Task description: Lines with "this": please show every one of them from the listing below.

Records shown:
Start of Block

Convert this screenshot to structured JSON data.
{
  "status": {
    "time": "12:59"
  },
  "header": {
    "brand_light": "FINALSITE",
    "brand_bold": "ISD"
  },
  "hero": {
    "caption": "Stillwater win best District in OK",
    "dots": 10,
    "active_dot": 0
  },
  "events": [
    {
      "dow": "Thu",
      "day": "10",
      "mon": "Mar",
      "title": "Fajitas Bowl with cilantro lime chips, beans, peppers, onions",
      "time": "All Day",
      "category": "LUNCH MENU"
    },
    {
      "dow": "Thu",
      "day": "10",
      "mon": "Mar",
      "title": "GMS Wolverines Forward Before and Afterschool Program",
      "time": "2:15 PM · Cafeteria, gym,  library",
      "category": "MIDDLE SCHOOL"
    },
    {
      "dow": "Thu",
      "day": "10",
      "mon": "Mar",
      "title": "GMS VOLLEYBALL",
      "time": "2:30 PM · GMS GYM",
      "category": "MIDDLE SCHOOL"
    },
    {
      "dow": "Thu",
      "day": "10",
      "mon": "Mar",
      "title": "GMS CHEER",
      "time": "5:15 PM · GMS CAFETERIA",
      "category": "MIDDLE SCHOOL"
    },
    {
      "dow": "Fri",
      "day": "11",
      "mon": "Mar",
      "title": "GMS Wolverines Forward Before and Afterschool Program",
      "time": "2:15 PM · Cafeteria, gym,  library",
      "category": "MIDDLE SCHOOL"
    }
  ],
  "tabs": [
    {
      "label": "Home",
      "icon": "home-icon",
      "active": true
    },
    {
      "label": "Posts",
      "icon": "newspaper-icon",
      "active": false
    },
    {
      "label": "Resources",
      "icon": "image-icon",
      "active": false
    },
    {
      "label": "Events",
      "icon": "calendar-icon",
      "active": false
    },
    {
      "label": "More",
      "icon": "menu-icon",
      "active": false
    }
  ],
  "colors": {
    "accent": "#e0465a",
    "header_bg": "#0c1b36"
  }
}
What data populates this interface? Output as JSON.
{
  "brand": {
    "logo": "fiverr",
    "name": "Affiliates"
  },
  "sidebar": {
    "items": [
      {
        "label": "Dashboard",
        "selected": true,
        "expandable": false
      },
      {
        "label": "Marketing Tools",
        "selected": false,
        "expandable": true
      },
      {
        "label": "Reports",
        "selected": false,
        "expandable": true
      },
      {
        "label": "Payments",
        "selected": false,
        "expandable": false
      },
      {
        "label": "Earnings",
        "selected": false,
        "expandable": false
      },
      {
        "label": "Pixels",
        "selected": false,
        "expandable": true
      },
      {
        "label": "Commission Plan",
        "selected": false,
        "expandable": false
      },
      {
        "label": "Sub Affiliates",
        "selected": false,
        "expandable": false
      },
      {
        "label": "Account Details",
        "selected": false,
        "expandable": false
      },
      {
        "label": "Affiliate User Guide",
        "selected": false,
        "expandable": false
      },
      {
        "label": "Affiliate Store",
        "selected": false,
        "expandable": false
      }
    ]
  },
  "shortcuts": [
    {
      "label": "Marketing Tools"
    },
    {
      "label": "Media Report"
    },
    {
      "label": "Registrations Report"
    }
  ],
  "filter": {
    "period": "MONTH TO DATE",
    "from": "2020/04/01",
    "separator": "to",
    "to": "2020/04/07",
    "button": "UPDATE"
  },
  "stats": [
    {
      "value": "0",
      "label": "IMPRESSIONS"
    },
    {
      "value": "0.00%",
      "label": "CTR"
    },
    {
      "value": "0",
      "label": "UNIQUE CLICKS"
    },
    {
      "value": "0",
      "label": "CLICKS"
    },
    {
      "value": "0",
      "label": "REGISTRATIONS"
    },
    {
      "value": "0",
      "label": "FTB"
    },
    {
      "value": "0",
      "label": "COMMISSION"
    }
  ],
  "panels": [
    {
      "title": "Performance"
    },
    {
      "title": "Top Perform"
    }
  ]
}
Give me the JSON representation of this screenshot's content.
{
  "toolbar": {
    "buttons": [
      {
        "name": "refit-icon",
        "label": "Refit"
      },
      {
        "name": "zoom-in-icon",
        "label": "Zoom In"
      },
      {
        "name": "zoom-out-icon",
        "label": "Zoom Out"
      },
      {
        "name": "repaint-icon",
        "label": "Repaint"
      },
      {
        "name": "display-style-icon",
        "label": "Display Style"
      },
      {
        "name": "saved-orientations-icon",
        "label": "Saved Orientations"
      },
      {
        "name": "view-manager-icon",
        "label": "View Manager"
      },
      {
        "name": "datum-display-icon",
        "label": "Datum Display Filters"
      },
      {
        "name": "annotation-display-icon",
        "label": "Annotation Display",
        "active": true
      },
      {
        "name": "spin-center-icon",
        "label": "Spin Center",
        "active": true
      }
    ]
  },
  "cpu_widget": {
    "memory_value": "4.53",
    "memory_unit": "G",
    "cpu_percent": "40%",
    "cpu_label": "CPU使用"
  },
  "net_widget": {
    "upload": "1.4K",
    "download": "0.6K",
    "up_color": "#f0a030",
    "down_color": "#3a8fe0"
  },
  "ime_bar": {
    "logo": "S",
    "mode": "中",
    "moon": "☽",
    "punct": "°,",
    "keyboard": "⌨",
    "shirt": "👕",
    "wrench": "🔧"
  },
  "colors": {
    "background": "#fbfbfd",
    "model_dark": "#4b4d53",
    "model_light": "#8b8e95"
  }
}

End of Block

Answer below:
Convert this screenshot to structured JSON data.
What data populates this interface? Output as JSON.
Give me the JSON representation of this screenshot's content.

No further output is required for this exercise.